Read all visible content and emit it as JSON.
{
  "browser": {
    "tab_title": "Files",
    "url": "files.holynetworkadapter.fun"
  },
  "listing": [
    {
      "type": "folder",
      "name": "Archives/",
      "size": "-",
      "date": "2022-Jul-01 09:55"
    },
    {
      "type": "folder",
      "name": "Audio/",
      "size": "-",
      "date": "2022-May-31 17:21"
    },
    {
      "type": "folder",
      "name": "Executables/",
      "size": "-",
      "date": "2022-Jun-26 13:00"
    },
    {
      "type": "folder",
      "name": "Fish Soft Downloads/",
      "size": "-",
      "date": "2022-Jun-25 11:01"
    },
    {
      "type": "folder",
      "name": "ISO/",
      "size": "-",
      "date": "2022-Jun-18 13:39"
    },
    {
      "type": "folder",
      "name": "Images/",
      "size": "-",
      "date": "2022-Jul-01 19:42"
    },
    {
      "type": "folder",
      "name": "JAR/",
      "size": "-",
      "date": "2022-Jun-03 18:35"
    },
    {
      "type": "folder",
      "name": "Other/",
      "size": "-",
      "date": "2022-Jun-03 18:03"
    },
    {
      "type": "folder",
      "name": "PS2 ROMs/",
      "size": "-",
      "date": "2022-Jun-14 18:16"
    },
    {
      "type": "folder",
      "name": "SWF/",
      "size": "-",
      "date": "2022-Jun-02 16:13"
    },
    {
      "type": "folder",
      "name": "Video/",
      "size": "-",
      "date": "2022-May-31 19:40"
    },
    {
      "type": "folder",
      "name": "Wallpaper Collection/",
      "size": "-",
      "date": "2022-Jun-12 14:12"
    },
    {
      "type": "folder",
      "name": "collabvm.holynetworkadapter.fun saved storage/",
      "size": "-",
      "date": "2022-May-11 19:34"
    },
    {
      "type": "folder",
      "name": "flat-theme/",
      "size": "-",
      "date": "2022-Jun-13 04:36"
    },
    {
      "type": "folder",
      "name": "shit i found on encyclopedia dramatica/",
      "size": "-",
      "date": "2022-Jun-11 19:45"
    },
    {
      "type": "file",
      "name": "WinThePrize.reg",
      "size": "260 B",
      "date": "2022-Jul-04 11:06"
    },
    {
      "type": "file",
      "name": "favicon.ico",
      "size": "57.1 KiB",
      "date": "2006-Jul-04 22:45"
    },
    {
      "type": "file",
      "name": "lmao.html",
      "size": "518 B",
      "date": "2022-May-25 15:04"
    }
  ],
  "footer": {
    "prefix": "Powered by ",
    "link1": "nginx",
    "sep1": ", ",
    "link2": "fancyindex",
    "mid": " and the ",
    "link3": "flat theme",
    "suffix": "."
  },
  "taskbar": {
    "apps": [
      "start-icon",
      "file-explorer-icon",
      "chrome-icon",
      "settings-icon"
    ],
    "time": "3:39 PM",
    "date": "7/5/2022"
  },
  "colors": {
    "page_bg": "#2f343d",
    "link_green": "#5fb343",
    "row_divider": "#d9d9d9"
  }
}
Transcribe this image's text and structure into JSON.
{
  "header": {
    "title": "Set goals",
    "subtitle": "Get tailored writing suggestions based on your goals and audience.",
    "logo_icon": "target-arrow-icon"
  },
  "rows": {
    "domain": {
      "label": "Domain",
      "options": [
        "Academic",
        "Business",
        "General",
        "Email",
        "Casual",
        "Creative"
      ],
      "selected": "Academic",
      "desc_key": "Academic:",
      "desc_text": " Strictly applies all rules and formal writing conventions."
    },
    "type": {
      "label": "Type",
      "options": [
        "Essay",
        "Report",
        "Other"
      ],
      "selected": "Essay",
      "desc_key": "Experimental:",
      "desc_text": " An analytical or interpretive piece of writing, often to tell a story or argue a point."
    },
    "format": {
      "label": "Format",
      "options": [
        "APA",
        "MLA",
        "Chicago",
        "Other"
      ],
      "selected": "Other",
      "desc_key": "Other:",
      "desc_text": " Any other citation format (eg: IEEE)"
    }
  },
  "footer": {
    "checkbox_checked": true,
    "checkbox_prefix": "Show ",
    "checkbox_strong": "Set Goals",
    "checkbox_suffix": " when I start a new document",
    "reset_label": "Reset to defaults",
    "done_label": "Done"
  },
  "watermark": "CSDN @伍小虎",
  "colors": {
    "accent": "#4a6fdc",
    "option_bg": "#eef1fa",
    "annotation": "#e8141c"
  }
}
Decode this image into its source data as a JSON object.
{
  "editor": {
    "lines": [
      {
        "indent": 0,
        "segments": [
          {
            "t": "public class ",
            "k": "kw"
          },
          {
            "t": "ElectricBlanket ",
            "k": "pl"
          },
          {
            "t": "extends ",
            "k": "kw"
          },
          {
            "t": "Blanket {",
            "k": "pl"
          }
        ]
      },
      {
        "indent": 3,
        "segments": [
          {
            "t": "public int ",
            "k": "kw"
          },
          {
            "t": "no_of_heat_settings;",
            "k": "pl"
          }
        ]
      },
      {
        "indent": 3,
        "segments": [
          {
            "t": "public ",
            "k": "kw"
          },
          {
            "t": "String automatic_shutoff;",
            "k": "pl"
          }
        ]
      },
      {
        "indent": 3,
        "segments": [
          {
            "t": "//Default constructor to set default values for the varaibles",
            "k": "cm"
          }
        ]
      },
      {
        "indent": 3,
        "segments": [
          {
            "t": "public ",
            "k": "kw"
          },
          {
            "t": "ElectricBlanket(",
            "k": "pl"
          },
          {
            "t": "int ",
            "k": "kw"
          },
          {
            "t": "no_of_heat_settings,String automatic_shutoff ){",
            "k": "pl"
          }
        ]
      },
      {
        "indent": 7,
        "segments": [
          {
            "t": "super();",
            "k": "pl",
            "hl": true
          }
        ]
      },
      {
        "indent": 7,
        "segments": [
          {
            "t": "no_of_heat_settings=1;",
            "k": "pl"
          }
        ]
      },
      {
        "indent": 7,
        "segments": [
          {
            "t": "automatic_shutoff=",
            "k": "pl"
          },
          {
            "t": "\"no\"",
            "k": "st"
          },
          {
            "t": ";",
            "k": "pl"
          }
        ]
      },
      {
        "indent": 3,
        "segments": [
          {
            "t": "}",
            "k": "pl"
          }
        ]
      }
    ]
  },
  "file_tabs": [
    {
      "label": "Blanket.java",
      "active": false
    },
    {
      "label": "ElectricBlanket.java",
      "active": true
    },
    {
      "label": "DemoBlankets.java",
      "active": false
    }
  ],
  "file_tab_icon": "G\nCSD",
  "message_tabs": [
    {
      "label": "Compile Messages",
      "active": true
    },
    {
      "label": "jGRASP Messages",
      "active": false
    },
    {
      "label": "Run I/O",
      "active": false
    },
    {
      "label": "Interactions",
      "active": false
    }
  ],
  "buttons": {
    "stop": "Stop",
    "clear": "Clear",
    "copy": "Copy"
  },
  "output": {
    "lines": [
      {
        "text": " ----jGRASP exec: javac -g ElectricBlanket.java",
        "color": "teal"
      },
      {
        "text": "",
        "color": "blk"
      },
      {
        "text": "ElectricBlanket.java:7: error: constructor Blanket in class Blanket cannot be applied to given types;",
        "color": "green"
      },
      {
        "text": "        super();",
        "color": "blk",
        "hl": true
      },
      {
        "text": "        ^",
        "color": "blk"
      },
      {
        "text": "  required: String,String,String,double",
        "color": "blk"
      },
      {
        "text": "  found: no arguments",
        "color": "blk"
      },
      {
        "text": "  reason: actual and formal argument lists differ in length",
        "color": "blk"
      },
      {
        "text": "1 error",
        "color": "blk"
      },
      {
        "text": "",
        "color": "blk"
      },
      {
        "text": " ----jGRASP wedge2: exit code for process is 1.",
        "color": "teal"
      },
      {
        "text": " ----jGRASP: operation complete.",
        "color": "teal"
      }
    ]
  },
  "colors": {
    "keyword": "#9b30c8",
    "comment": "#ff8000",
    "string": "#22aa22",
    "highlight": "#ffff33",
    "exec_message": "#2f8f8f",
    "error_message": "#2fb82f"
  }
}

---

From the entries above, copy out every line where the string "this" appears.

Transcribe this image's text and structure into JSON.
Decode this image into its source data as a JSON object.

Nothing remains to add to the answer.